students to first estimate the areas and then measure the area of rectangles
that would be suitable for this exercise.
- Visit the Chamber of Commerce and offer the service of planning and
planting a flower garden. Visit the site and measure square footage to determine
the specifics of cost and materials needed.
- Research the steps and costs of the "Adopt a Highway Program."
- Dig up a square foot of lawn to find out how many insects were in
the lawn and predict the number of insects in the whole lawn based on the
area. Go to the library and try to classify the insects found. Invite an
entomologist or an expert from one of the local lawn care businesses to
help identify the insects and talk about their behaviors.
- Survey local lawn care businesses to determine price per square meter
for lawn care services. Develop a survey containing questions such as: How
much extra do they charge for insect control and how do they determine the
extent of the insect population? How much extra do they charge for weed
control and how do they measure the extent of that problem? What other measurements
do they need to consider before determining the price of their service?
Do the number of trees, bushes, a pool, hills or flat lands play a part?
Write down that Buddy Biggs charged one cent per square meter to mow a lawn.
Using a calculator find out how much it would cost the customer to mow the
following lawn sizes: 75 square meters, 200 square meters, 500 square meters.
Ask, "At today's prices, how much would you charge to mow a lawn? If
you were paid $10 to mow a lawn, what area would Buddy Biggs say the lawn
had to cover?"
Have the students determine what they would charge to mow a lawn the size
of their own front lawn. Measure the lawn and determine the cost per square
meter. Make a chart of the class' findings.
Design an experiment to answer the question "Is mowing the lawn the
best way to control weeds?" Be sure to get their parents' permission
before you begin. Hint: Try varying the depth of the cut. For example, try
cutting the grass really short, say 1/2 inch for two or three weeks. Cordon
off one square meter in three different places on the lawn and calculate
the average number of weeds per square meter. Discuss the importance of
taking the count from different parts of the lawn. During the next two or
three weeks, cut it to the depth of two inches and calculate the average
number of weeds per square meter.
Discuss the role the weather might play in this experiment.
Ask the students to imagine that their parents plan to redecorate their

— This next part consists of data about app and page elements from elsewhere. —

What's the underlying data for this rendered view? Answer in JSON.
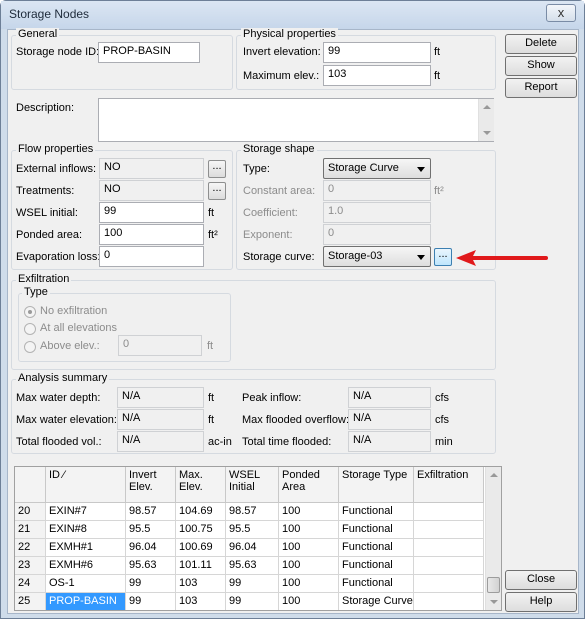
{
  "window": {
    "title": "Storage Nodes",
    "close_label": "x"
  },
  "general": {
    "group_title": "General",
    "id_label": "Storage node ID:",
    "id_value": "PROP-BASIN"
  },
  "physical": {
    "group_title": "Physical properties",
    "invert_label": "Invert elevation:",
    "invert_value": "99",
    "invert_unit": "ft",
    "max_label": "Maximum elev.:",
    "max_value": "103",
    "max_unit": "ft"
  },
  "description": {
    "label": "Description:",
    "value": ""
  },
  "flow": {
    "group_title": "Flow properties",
    "ext_label": "External inflows:",
    "ext_value": "NO",
    "treat_label": "Treatments:",
    "treat_value": "NO",
    "wsel_label": "WSEL initial:",
    "wsel_value": "99",
    "wsel_unit": "ft",
    "ponded_label": "Ponded area:",
    "ponded_value": "100",
    "ponded_unit": "ft²",
    "evap_label": "Evaporation loss:",
    "evap_value": "0",
    "browse_label": "..."
  },
  "shape": {
    "group_title": "Storage shape",
    "type_label": "Type:",
    "type_value": "Storage Curve",
    "const_label": "Constant area:",
    "const_value": "0",
    "const_unit": "ft²",
    "coef_label": "Coefficient:",
    "coef_value": "1.0",
    "exp_label": "Exponent:",
    "exp_value": "0",
    "curve_label": "Storage curve:",
    "curve_value": "Storage-03",
    "browse_label": "..."
  },
  "exfiltration": {
    "group_title": "Exfiltration",
    "type_title": "Type",
    "opt1": "No exfiltration",
    "opt2": "At all elevations",
    "opt3": "Above elev.:",
    "above_value": "0",
    "above_unit": "ft"
  },
  "analysis": {
    "group_title": "Analysis summary",
    "max_depth_label": "Max water depth:",
    "max_depth_value": "N/A",
    "max_depth_unit": "ft",
    "max_elev_label": "Max water elevation:",
    "max_elev_value": "N/A",
    "max_elev_unit": "ft",
    "total_flood_label": "Total flooded vol.:",
    "total_flood_value": "N/A",
    "total_flood_unit": "ac-in",
    "peak_label": "Peak inflow:",
    "peak_value": "N/A",
    "peak_unit": "cfs",
    "max_overflow_label": "Max flooded overflow:",
    "max_overflow_value": "N/A",
    "max_overflow_unit": "cfs",
    "total_time_label": "Total time flooded:",
    "total_time_value": "N/A",
    "total_time_unit": "min"
  },
  "buttons": {
    "delete": "Delete",
    "show": "Show",
    "report": "Report",
    "close": "Close",
    "help": "Help"
  },
  "table": {
    "headers": [
      "ID ⁄",
      "Invert Elev.",
      "Max. Elev.",
      "WSEL Initial",
      "Ponded Area",
      "Storage Type",
      "Exfiltration"
    ],
    "rows": [
      {
        "num": "20",
        "cells": [
          "EXIN#7",
          "98.57",
          "104.69",
          "98.57",
          "100",
          "Functional",
          ""
        ]
      },
      {
        "num": "21",
        "cells": [
          "EXIN#8",
          "95.5",
          "100.75",
          "95.5",
          "100",
          "Functional",
          ""
        ]
      },
      {
        "num": "22",
        "cells": [
          "EXMH#1",
          "96.04",
          "100.69",
          "96.04",
          "100",
          "Functional",
          ""
        ]
      },
      {
        "num": "23",
        "cells": [
          "EXMH#6",
          "95.63",
          "101.11",
          "95.63",
          "100",
          "Functional",
          ""
        ]
      },
      {
        "num": "24",
        "cells": [
          "OS-1",
          "99",
          "103",
          "99",
          "100",
          "Functional",
          ""
        ]
      },
      {
        "num": "25",
        "cells": [
          "PROP-BASIN",
          "99",
          "103",
          "99",
          "100",
          "Storage Curve",
          ""
        ]
      }
    ]
  },
  "colors": {
    "accent_arrow": "#e0191b",
    "selection": "#3399ff"
  }
}
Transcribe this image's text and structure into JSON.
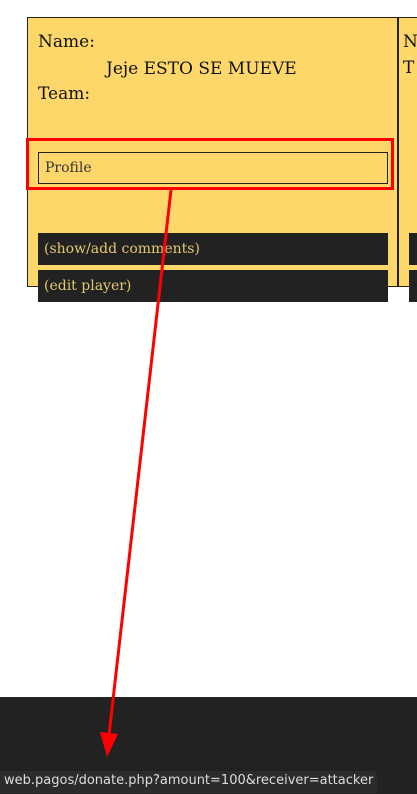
{
  "card": {
    "name_label": "Name:",
    "name_value": "Jeje ESTO SE MUEVE",
    "team_label": "Team:",
    "profile_label": "Profile",
    "comments_label": "(show/add comments)",
    "edit_label": "(edit player)"
  },
  "card2": {
    "name_label": "N",
    "team_label": "T"
  },
  "status_url": "web.pagos/donate.php?amount=100&receiver=attacker",
  "colors": {
    "card_bg": "#fdd76a",
    "highlight": "#ff0000",
    "footer": "#222222"
  }
}
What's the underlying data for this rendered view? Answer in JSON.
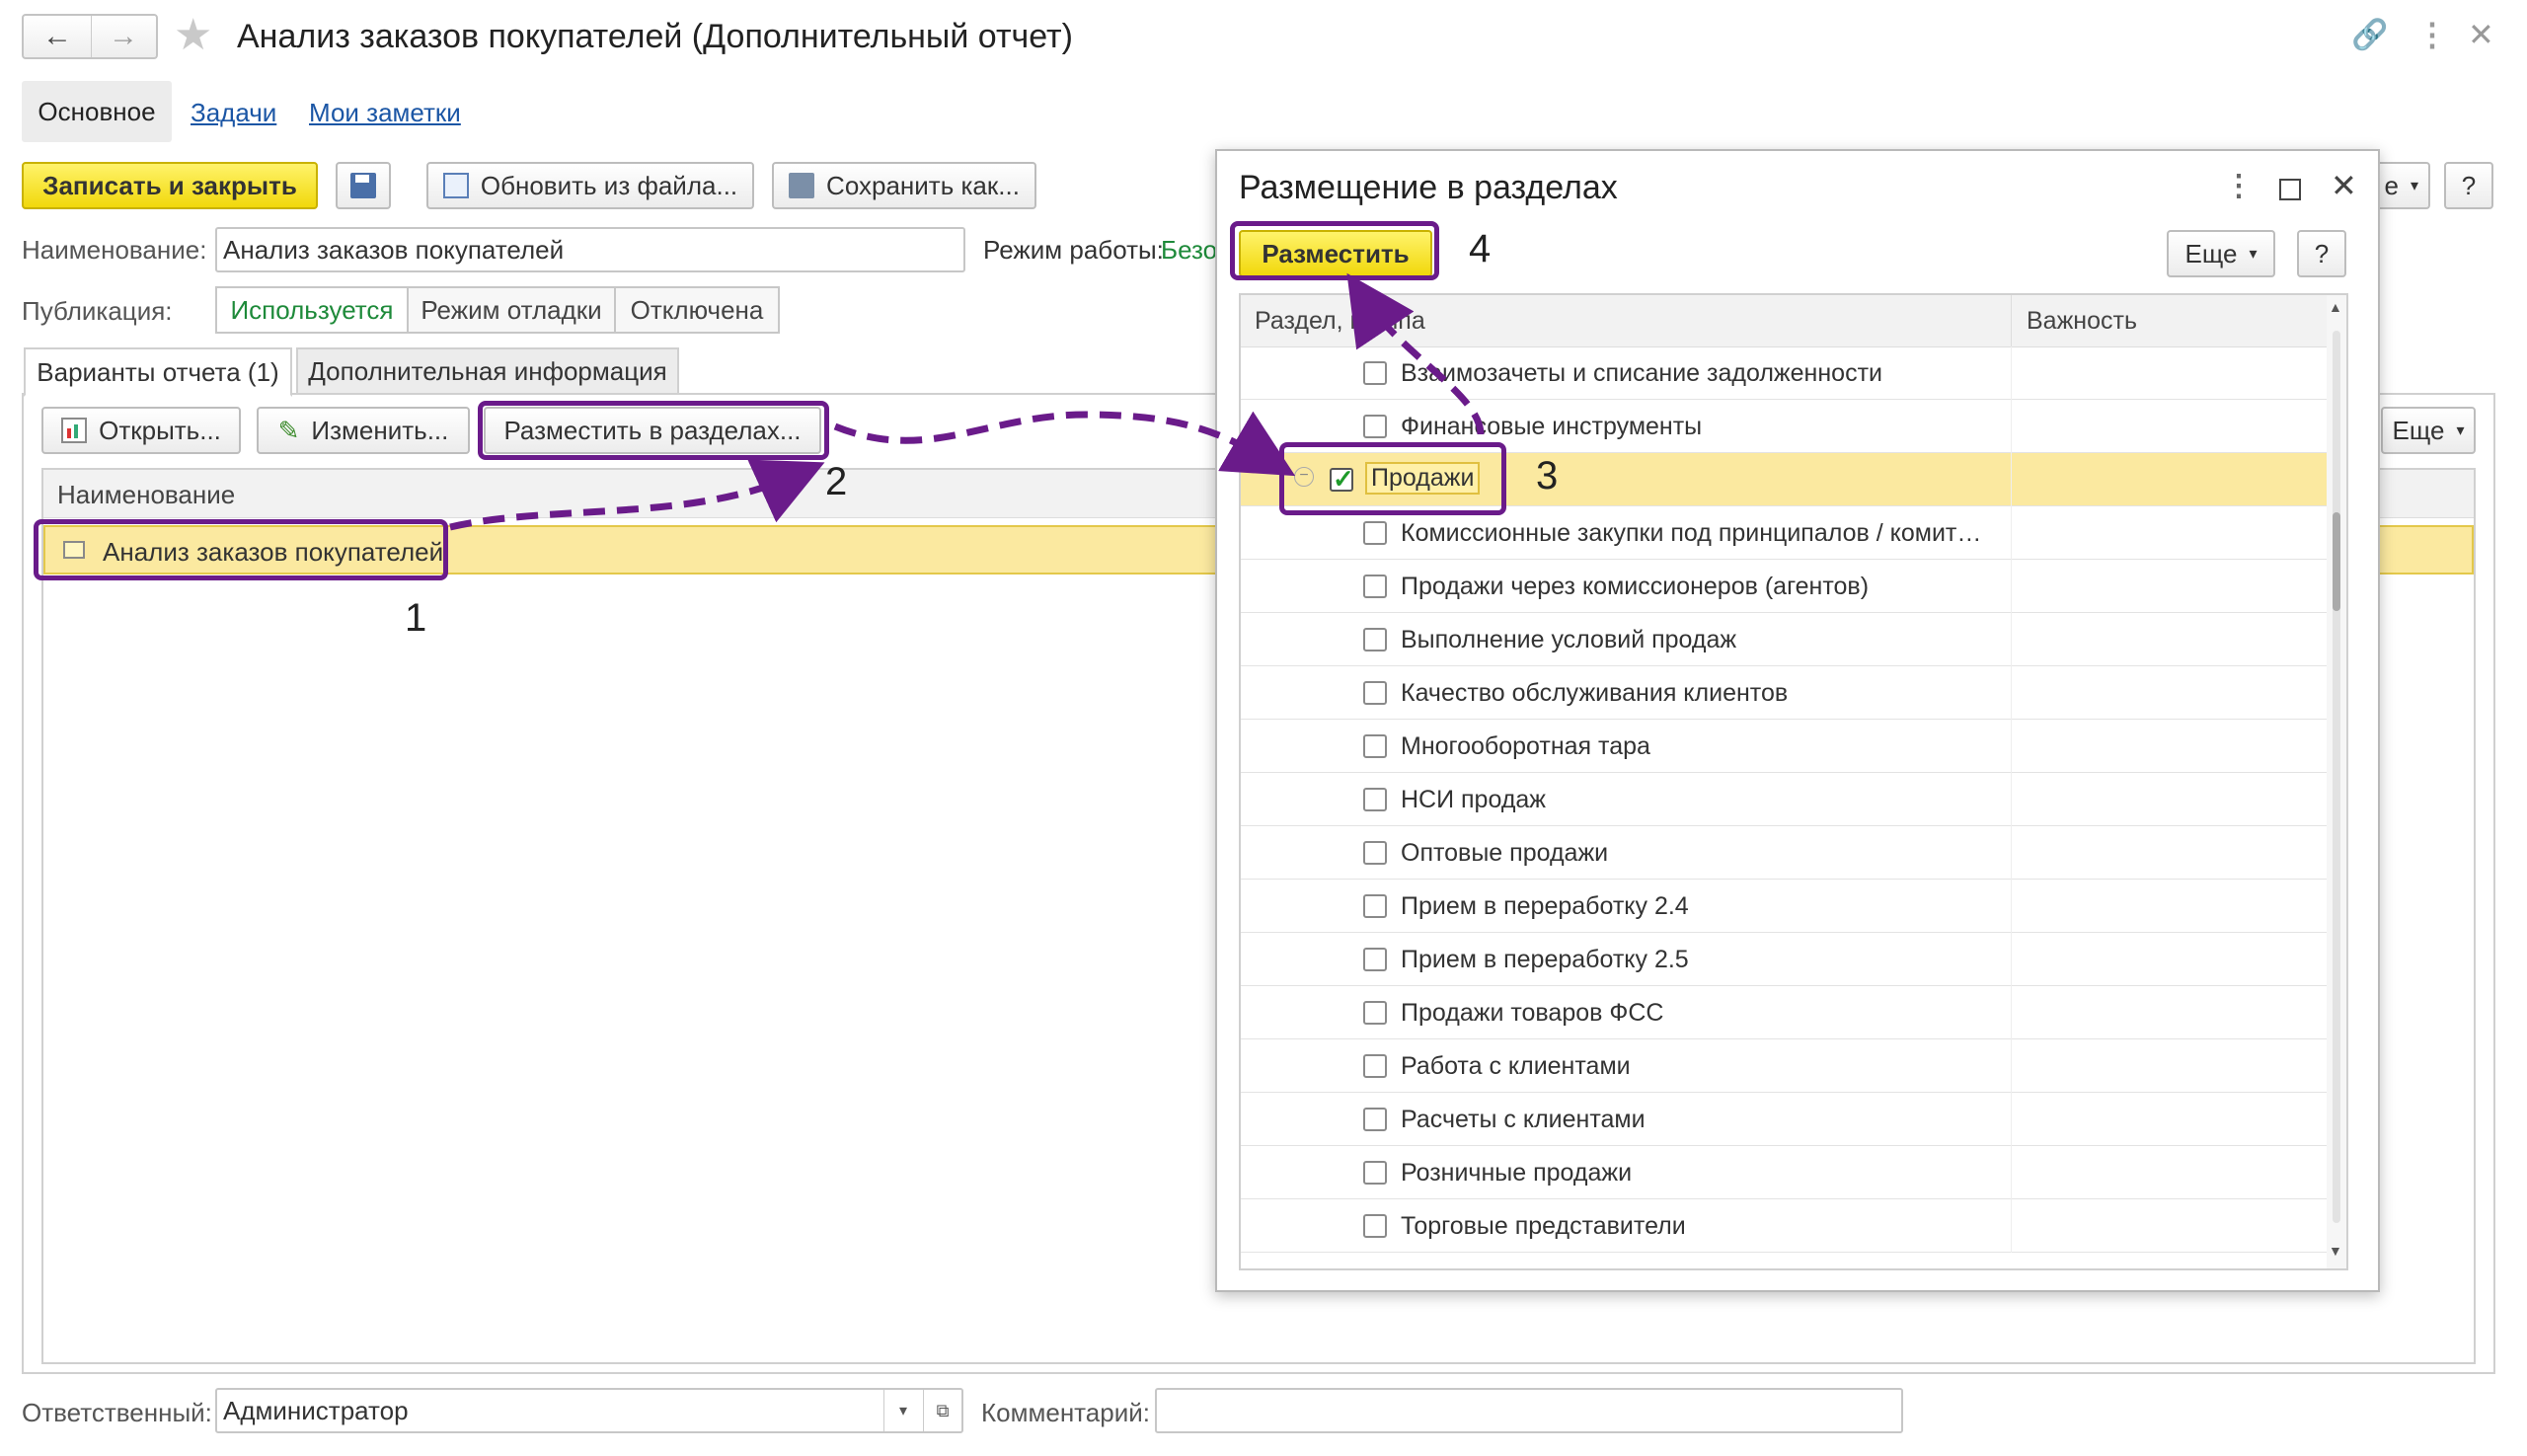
{
  "window": {
    "title": "Анализ заказов покупателей (Дополнительный отчет)",
    "tabs": [
      "Основное",
      "Задачи",
      "Мои заметки"
    ]
  },
  "toolbar": {
    "save_close_label": "Записать и закрыть",
    "update_from_file_label": "Обновить из файла...",
    "save_as_label": "Сохранить как...",
    "more_label_partial": "е",
    "help_label": "?"
  },
  "form": {
    "name_label": "Наименование:",
    "name_value": "Анализ заказов покупателей",
    "mode_label": "Режим работы:",
    "mode_value": "Безо",
    "publication_label": "Публикация:",
    "publication_options": [
      "Используется",
      "Режим отладки",
      "Отключена"
    ]
  },
  "content_tabs": [
    "Варианты отчета (1)",
    "Дополнительная информация"
  ],
  "variants_toolbar": {
    "open_label": "Открыть...",
    "edit_label": "Изменить...",
    "place_label": "Разместить в разделах...",
    "more_label": "Еще"
  },
  "variants_table": {
    "column_header": "Наименование",
    "rows": [
      "Анализ заказов покупателей"
    ]
  },
  "footer": {
    "responsible_label": "Ответственный:",
    "responsible_value": "Администратор",
    "comment_label": "Комментарий:",
    "comment_value": ""
  },
  "dialog": {
    "title": "Размещение в разделах",
    "place_button": "Разместить",
    "more_label": "Еще",
    "help_label": "?",
    "columns": [
      "Раздел, группа",
      "Важность"
    ],
    "rows": [
      {
        "label": "Взаимозачеты и списание задолженности",
        "checked": false,
        "level": 1
      },
      {
        "label": "Финансовые инструменты",
        "checked": false,
        "level": 1
      },
      {
        "label": "Продажи",
        "checked": true,
        "level": 0
      },
      {
        "label": "Комиссионные закупки под принципалов / комит…",
        "checked": false,
        "level": 1
      },
      {
        "label": "Продажи через комиссионеров (агентов)",
        "checked": false,
        "level": 1
      },
      {
        "label": "Выполнение условий продаж",
        "checked": false,
        "level": 1
      },
      {
        "label": "Качество обслуживания клиентов",
        "checked": false,
        "level": 1
      },
      {
        "label": "Многооборотная тара",
        "checked": false,
        "level": 1
      },
      {
        "label": "НСИ продаж",
        "checked": false,
        "level": 1
      },
      {
        "label": "Оптовые продажи",
        "checked": false,
        "level": 1
      },
      {
        "label": "Прием в переработку 2.4",
        "checked": false,
        "level": 1
      },
      {
        "label": "Прием в переработку 2.5",
        "checked": false,
        "level": 1
      },
      {
        "label": "Продажи товаров ФСС",
        "checked": false,
        "level": 1
      },
      {
        "label": "Работа с клиентами",
        "checked": false,
        "level": 1
      },
      {
        "label": "Расчеты с клиентами",
        "checked": false,
        "level": 1
      },
      {
        "label": "Розничные продажи",
        "checked": false,
        "level": 1
      },
      {
        "label": "Торговые представители",
        "checked": false,
        "level": 1
      }
    ]
  },
  "annotations": [
    "1",
    "2",
    "3",
    "4"
  ],
  "colors": {
    "accent_yellow": "#f3dc12",
    "selection_yellow": "#fbe9a0",
    "annotation_purple": "#6a1b8a",
    "link_blue": "#1b56a5",
    "green_text": "#1e8a3a"
  }
}
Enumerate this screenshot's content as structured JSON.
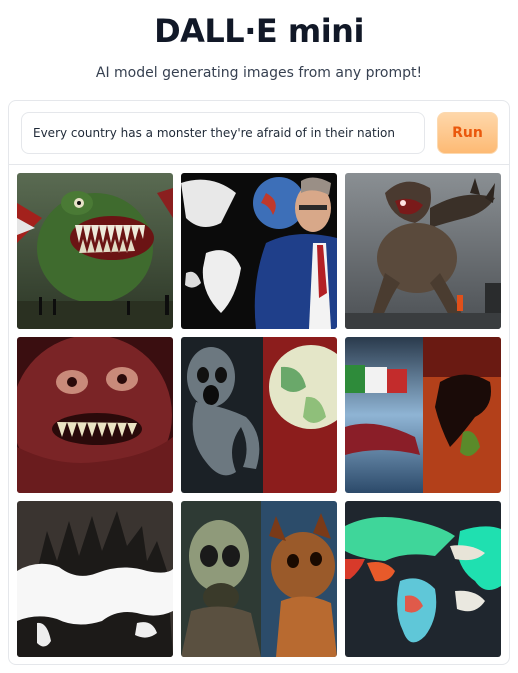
{
  "header": {
    "title": "DALL·E mini",
    "subtitle": "AI model generating images from any prompt!"
  },
  "prompt": {
    "value": "Every country has a monster they're afraid of in their nation"
  },
  "run_button": {
    "label": "Run"
  },
  "colors": {
    "accent": "#ea580c",
    "button_bg": "#fdba74",
    "border": "#e5e7eb"
  },
  "results": {
    "images": [
      {
        "subject": "green-sea-monster"
      },
      {
        "subject": "world-map-and-politician"
      },
      {
        "subject": "brown-winged-creature"
      },
      {
        "subject": "red-furry-monster"
      },
      {
        "subject": "ghost-and-globe"
      },
      {
        "subject": "flags-and-world-map"
      },
      {
        "subject": "world-map-silhouette"
      },
      {
        "subject": "alien-and-lion-beast"
      },
      {
        "subject": "colorful-world-map"
      }
    ]
  }
}
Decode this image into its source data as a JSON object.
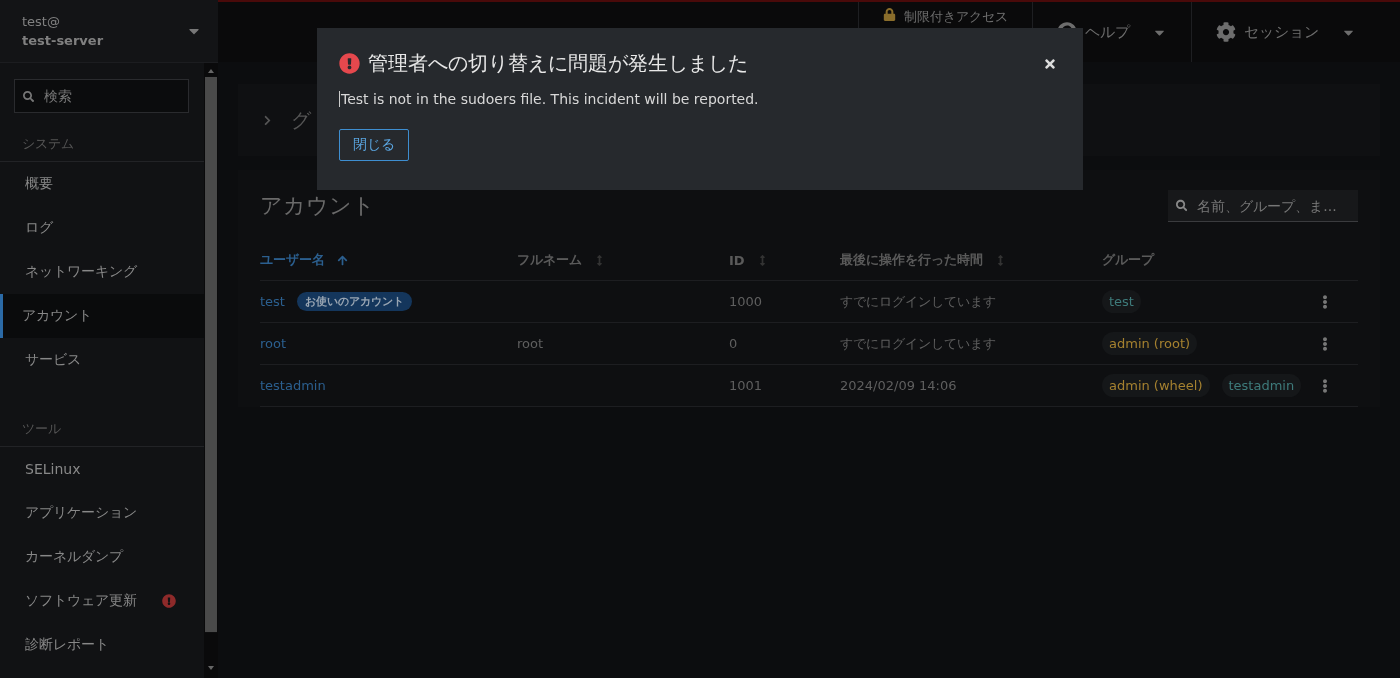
{
  "host": {
    "user": "test@",
    "server": "test-server"
  },
  "topbar": {
    "restricted": "制限付きアクセス",
    "help": "ヘルプ",
    "session": "セッション"
  },
  "sidebar": {
    "search": {
      "placeholder": "検索"
    },
    "sections": [
      {
        "title": "システム",
        "items": [
          {
            "label": "概要",
            "selected": false
          },
          {
            "label": "ログ",
            "selected": false
          },
          {
            "label": "ネットワーキング",
            "selected": false
          },
          {
            "label": "アカウント",
            "selected": true
          },
          {
            "label": "サービス",
            "selected": false
          }
        ]
      },
      {
        "title": "ツール",
        "items": [
          {
            "label": "SELinux",
            "selected": false
          },
          {
            "label": "アプリケーション",
            "selected": false
          },
          {
            "label": "カーネルダンプ",
            "selected": false
          },
          {
            "label": "ソフトウェア更新",
            "selected": false,
            "alert": true
          },
          {
            "label": "診断レポート",
            "selected": false
          }
        ]
      }
    ]
  },
  "breadcrumb": "グ",
  "accounts": {
    "title": "アカウント",
    "search": {
      "placeholder": "名前、グループ、ま..."
    },
    "columns": [
      {
        "label": "ユーザー名",
        "sortable": true,
        "sorted": true
      },
      {
        "label": "フルネーム",
        "sortable": true,
        "sorted": false
      },
      {
        "label": "ID",
        "sortable": true,
        "sorted": false
      },
      {
        "label": "最後に操作を行った時間",
        "sortable": true,
        "sorted": false
      },
      {
        "label": "グループ",
        "sortable": false,
        "sorted": false
      }
    ],
    "rows": [
      {
        "username": "test",
        "badge": "お使いのアカウント",
        "fullname": "",
        "id": "1000",
        "last": "すでにログインしています",
        "groups": [
          {
            "name": "test",
            "color": "#3e7b7b"
          }
        ]
      },
      {
        "username": "root",
        "fullname": "root",
        "id": "0",
        "last": "すでにログインしています",
        "groups": [
          {
            "name": "admin (root)",
            "color": "#a5812f"
          }
        ]
      },
      {
        "username": "testadmin",
        "fullname": "",
        "id": "1001",
        "last": "2024/02/09 14:06",
        "groups": [
          {
            "name": "admin (wheel)",
            "color": "#a5812f"
          },
          {
            "name": "testadmin",
            "color": "#3e7b7b"
          }
        ]
      }
    ]
  },
  "dialog": {
    "title": "管理者への切り替えに問題が発生しました",
    "message": "Test is not in the sudoers file. This incident will be reported.",
    "button": "閉じる"
  }
}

bedroom. Tell them to describe specifically what they would have to do to
find the area of the bedroom and why.
Master Teacher: Mary Ellen Baron
Springfield School Department, Springfield, MA
Lesson Plan Database
Thirteen Ed Online